**Records from a data source**.

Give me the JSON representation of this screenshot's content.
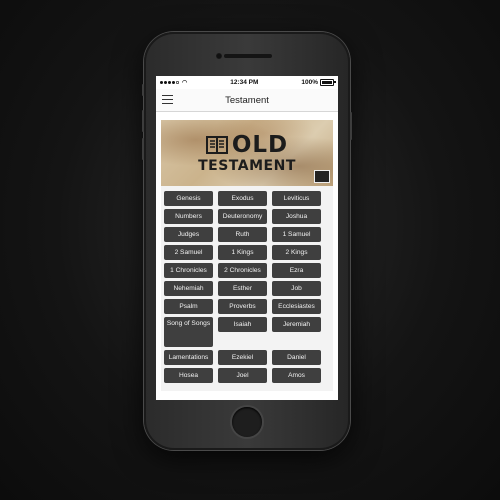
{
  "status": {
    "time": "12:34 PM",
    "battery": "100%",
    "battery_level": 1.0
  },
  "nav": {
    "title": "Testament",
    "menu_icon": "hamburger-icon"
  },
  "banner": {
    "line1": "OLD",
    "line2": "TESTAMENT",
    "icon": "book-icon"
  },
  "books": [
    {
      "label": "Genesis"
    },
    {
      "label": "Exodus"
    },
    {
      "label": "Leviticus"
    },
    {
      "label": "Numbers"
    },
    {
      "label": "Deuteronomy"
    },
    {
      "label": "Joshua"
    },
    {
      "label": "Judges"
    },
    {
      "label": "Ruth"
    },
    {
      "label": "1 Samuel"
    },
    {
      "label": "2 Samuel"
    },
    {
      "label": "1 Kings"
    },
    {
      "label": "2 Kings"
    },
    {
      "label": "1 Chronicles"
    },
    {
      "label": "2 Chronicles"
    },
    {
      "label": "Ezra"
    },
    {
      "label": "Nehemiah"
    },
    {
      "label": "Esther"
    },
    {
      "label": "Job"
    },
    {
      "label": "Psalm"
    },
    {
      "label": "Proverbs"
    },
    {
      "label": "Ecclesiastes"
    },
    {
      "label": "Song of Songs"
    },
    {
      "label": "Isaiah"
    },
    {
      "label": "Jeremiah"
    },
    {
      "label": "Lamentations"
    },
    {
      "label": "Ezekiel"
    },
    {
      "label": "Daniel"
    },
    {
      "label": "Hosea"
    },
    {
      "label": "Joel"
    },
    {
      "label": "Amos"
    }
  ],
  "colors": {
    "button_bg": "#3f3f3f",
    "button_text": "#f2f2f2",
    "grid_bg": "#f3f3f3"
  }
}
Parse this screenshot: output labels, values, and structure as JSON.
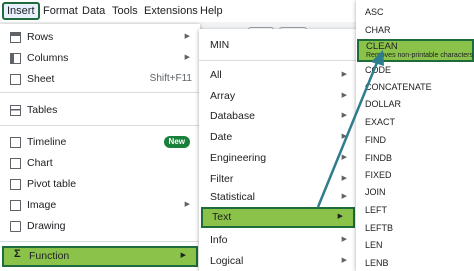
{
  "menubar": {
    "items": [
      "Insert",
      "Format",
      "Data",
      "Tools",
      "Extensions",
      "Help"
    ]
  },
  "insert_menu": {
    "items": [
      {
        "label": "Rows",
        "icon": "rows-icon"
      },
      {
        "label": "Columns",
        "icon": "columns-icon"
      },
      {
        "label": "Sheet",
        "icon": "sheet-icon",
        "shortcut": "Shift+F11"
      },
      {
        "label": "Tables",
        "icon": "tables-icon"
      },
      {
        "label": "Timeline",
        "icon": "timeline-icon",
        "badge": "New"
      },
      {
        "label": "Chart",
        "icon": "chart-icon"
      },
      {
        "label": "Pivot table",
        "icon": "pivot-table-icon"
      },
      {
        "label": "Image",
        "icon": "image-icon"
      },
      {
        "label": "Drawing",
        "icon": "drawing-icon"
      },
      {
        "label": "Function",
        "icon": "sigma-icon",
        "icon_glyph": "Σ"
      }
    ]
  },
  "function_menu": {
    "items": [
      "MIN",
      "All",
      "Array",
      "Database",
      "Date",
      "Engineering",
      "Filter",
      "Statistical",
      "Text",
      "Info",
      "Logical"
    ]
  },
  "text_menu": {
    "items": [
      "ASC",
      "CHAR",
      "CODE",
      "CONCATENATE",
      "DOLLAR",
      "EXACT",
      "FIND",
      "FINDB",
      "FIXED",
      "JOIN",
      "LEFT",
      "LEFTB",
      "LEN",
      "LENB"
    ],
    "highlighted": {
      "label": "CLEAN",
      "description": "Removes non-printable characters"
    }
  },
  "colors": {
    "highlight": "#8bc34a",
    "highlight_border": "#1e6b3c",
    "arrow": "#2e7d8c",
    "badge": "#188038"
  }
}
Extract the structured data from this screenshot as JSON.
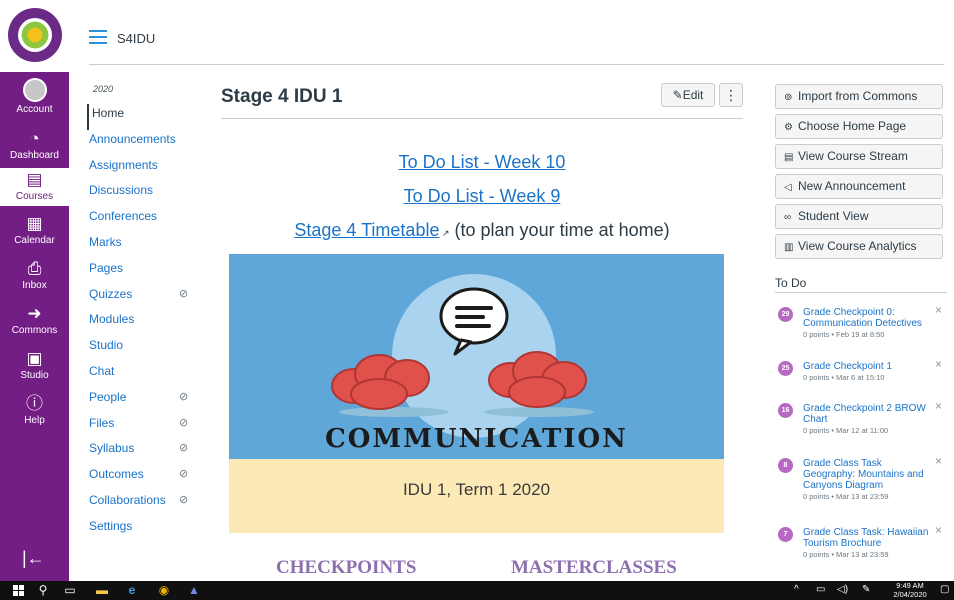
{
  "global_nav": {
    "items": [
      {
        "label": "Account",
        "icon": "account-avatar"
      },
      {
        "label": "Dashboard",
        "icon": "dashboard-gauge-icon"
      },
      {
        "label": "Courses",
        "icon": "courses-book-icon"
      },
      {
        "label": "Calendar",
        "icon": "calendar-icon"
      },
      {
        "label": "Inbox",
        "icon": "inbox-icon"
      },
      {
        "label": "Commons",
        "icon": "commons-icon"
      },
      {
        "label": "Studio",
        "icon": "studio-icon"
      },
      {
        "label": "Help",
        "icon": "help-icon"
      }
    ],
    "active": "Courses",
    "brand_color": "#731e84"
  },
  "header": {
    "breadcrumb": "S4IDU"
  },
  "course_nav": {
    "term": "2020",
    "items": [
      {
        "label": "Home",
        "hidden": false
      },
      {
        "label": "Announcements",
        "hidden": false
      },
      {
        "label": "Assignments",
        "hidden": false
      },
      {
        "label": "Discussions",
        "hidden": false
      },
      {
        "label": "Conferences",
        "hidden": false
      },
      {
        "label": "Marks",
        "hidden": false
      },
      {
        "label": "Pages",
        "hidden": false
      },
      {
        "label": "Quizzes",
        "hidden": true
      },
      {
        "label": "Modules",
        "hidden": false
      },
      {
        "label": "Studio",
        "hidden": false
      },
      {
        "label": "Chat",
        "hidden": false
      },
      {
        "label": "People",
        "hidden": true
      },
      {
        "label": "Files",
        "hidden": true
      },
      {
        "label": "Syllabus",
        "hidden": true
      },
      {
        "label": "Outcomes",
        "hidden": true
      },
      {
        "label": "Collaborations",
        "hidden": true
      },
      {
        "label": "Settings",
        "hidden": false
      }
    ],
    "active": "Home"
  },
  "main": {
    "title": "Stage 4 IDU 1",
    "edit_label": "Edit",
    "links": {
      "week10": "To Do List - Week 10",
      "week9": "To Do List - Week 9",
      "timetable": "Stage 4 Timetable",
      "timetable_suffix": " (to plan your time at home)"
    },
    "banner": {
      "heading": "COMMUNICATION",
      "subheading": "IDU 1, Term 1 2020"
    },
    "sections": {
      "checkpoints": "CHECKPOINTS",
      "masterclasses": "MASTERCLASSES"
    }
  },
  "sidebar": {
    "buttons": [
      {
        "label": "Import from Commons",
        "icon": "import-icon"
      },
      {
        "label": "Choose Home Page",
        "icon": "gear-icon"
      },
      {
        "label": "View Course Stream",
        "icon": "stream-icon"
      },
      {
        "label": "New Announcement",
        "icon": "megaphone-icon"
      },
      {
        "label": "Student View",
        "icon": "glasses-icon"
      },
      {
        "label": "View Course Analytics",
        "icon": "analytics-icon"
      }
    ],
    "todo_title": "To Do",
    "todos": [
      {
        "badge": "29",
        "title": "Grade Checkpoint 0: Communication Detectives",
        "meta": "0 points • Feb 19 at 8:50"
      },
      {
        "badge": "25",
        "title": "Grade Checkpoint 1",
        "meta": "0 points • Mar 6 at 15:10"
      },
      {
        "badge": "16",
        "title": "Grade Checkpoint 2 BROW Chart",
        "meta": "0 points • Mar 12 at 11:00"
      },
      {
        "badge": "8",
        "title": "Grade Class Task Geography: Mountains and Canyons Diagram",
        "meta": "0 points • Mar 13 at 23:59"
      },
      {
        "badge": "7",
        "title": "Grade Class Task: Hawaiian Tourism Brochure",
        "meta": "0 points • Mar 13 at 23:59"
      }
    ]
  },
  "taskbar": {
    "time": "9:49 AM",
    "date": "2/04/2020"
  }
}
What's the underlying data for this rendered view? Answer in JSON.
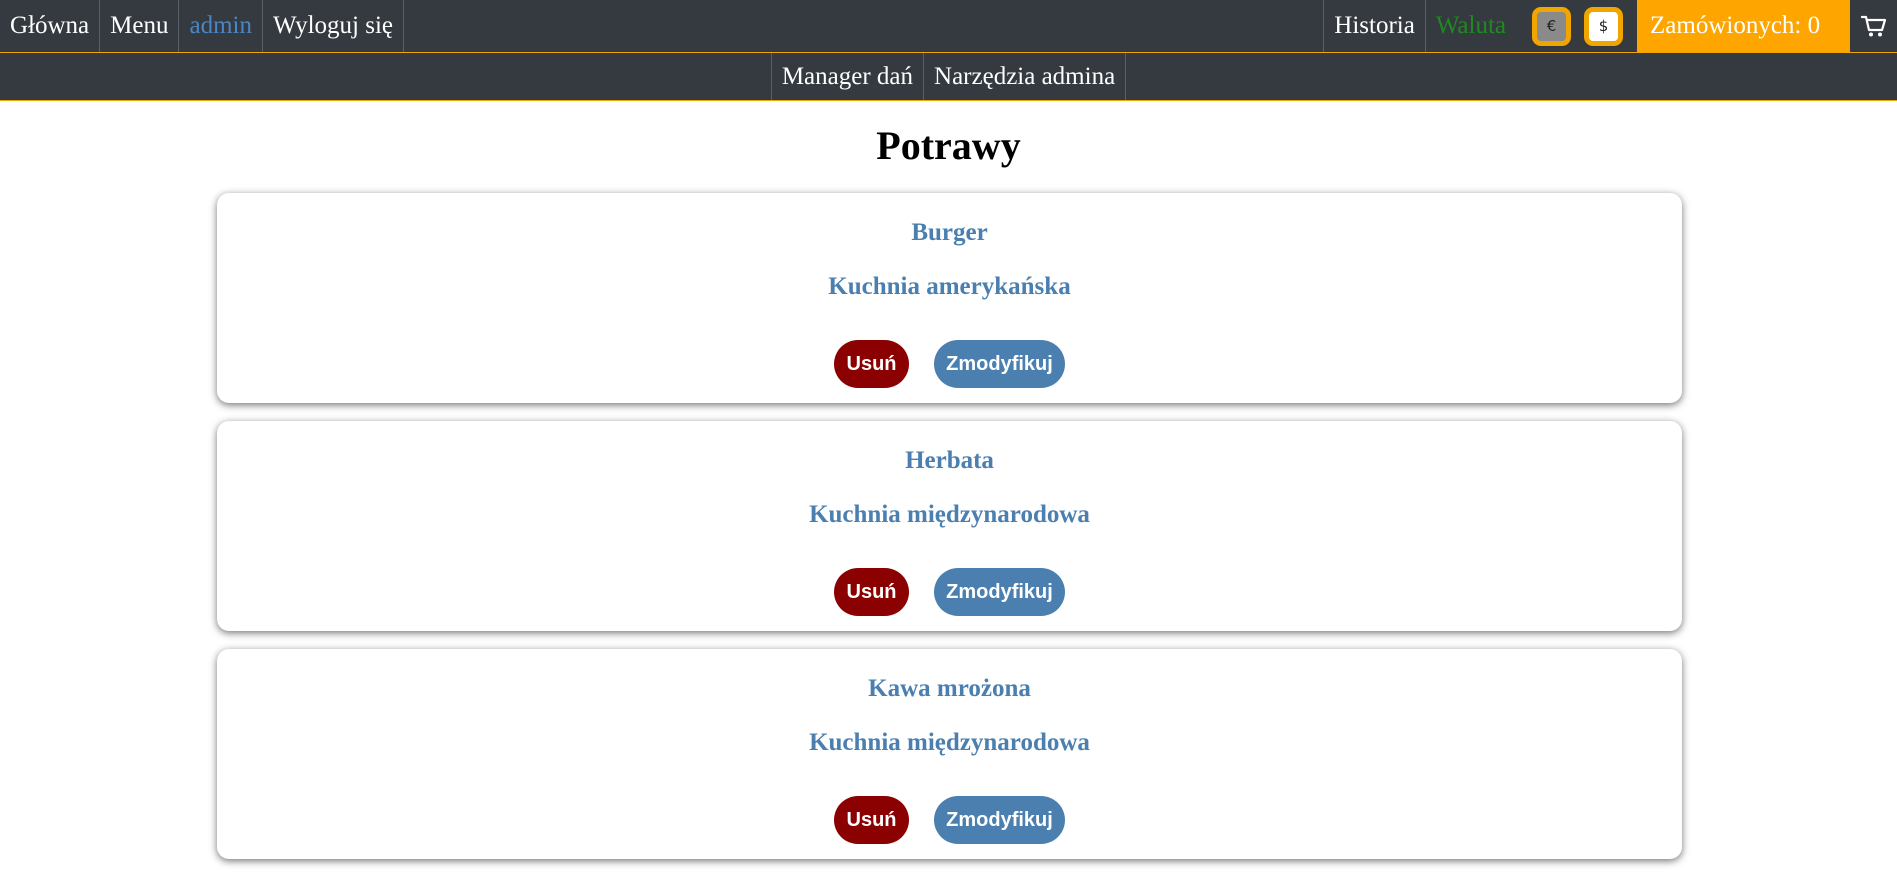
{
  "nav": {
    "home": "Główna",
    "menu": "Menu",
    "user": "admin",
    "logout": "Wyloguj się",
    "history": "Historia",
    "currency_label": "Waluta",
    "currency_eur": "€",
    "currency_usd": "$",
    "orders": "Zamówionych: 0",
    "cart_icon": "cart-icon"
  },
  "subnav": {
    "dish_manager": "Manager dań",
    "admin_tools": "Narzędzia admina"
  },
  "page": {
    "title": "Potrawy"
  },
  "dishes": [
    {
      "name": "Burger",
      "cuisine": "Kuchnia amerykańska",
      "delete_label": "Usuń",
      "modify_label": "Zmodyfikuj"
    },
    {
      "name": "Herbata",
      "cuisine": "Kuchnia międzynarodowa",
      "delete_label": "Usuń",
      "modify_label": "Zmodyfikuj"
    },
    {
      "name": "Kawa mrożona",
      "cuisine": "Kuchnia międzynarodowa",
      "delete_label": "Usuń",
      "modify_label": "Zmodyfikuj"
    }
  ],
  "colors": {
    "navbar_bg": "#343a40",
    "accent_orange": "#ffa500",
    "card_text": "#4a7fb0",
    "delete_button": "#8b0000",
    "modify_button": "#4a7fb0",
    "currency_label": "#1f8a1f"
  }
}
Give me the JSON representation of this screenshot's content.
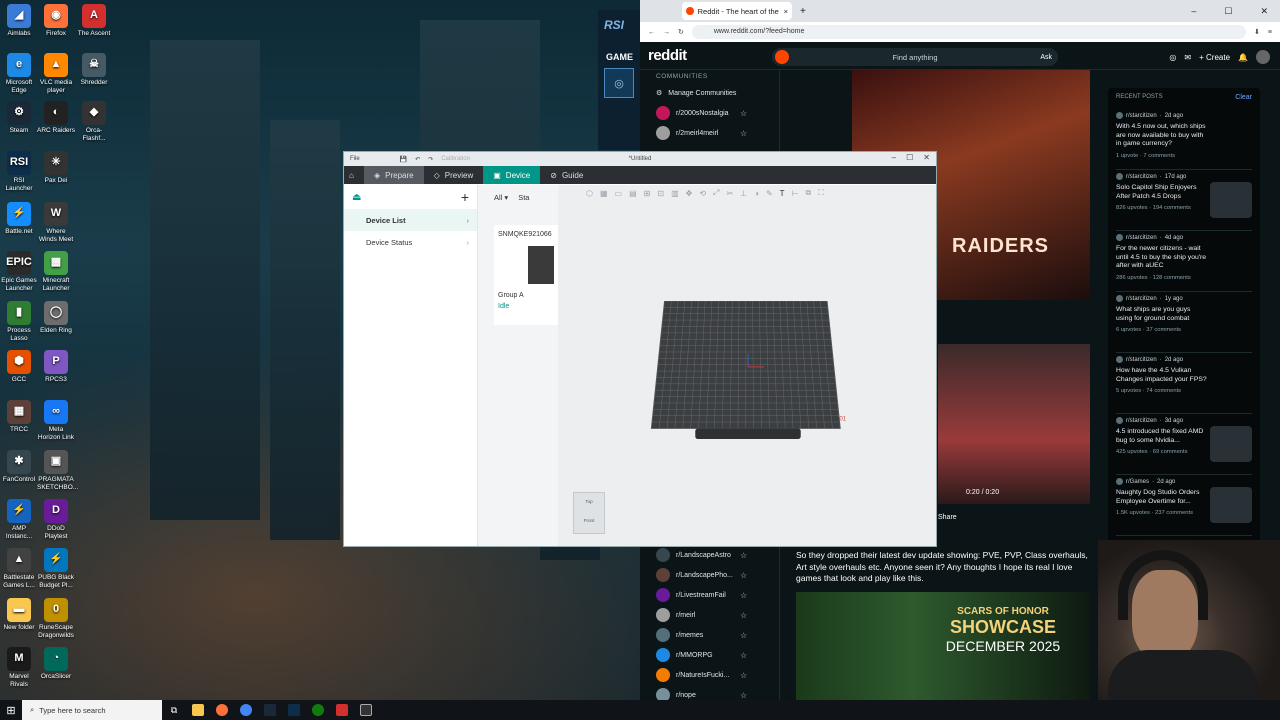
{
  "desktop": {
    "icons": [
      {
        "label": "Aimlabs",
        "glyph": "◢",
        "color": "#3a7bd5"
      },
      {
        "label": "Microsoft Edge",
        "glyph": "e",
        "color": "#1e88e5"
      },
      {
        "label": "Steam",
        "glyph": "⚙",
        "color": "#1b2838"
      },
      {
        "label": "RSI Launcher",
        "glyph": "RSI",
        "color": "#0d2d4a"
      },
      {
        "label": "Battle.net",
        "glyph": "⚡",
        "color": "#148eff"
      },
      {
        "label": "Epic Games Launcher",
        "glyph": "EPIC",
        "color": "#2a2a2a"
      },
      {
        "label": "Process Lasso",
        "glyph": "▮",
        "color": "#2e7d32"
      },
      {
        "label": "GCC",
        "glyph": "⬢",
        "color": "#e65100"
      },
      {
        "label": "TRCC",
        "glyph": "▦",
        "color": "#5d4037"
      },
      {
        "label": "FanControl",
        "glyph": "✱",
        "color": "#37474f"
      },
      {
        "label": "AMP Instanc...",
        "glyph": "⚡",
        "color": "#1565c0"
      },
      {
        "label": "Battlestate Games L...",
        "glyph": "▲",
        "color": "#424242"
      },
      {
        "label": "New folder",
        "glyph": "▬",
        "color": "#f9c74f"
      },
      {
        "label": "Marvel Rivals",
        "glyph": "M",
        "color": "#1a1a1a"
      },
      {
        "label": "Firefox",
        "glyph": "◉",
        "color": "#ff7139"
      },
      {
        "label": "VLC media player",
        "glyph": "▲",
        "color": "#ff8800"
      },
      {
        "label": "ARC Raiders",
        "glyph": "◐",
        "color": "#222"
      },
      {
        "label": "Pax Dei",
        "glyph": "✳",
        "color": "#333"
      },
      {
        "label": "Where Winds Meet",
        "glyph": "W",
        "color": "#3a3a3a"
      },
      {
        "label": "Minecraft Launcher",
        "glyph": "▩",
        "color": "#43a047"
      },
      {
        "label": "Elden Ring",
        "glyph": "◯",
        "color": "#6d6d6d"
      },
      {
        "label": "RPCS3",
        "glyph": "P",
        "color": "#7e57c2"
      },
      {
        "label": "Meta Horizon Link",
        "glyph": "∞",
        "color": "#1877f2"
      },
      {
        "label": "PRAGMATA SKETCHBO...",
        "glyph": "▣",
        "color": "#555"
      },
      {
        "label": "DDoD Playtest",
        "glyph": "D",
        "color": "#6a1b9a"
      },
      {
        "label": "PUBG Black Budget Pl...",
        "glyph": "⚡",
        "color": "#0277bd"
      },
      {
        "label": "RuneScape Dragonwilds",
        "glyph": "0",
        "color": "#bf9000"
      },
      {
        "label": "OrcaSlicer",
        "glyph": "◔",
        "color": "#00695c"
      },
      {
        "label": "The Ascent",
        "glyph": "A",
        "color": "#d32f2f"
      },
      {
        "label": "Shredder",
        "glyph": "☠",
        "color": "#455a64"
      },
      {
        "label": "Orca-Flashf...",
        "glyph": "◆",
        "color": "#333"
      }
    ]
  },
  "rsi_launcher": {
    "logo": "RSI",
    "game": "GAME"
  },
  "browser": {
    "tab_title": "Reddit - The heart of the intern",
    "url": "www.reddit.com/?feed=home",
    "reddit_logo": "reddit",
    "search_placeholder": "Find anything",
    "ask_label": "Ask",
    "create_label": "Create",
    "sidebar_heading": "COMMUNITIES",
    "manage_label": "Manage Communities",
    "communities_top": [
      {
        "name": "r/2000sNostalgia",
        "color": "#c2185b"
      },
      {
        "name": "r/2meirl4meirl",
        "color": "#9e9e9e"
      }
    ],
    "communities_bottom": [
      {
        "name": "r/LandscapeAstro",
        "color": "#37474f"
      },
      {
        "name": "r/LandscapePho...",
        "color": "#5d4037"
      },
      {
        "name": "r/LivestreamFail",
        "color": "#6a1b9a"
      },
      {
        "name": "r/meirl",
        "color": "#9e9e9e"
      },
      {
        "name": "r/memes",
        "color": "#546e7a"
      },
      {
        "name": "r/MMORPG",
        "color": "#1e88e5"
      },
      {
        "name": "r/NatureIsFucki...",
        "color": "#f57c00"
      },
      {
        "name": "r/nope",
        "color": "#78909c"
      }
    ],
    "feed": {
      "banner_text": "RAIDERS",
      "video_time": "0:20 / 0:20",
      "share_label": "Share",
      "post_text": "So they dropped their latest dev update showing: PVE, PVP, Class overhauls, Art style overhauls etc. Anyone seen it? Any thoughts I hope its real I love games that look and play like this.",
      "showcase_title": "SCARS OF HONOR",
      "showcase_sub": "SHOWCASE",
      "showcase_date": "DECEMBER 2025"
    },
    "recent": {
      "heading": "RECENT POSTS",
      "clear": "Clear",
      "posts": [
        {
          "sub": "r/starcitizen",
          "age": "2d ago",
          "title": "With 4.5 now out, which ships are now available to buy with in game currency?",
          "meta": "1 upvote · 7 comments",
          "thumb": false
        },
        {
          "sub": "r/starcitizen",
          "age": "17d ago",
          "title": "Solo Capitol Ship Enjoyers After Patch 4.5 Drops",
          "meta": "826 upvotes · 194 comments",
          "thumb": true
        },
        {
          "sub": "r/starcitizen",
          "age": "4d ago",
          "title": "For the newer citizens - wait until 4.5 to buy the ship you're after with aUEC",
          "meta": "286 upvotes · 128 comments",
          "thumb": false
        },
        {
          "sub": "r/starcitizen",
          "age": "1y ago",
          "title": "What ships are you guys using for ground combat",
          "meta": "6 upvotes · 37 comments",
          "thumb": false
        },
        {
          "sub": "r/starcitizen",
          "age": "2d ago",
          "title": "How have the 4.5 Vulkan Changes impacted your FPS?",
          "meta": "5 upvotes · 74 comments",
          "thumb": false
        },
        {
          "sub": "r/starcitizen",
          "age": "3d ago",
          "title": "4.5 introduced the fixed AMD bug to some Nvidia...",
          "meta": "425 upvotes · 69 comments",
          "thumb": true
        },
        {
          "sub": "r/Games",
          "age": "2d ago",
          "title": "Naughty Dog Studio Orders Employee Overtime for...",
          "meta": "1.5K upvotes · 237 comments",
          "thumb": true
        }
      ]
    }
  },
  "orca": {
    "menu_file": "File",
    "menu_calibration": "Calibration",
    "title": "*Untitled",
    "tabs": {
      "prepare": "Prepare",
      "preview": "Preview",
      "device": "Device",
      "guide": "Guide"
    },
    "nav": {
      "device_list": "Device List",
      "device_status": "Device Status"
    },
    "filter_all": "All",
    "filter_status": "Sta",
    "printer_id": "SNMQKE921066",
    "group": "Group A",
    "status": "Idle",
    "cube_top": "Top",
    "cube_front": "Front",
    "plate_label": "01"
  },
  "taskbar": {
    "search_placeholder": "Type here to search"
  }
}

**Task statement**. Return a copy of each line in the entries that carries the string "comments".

**The completed task**.
          "meta": "1 upvote · 7 comments",
          "meta": "826 upvotes · 194 comments",
          "meta": "286 upvotes · 128 comments",
          "meta": "6 upvotes · 37 comments",
          "meta": "5 upvotes · 74 comments",
          "meta": "425 upvotes · 69 comments",
          "meta": "1.5K upvotes · 237 comments",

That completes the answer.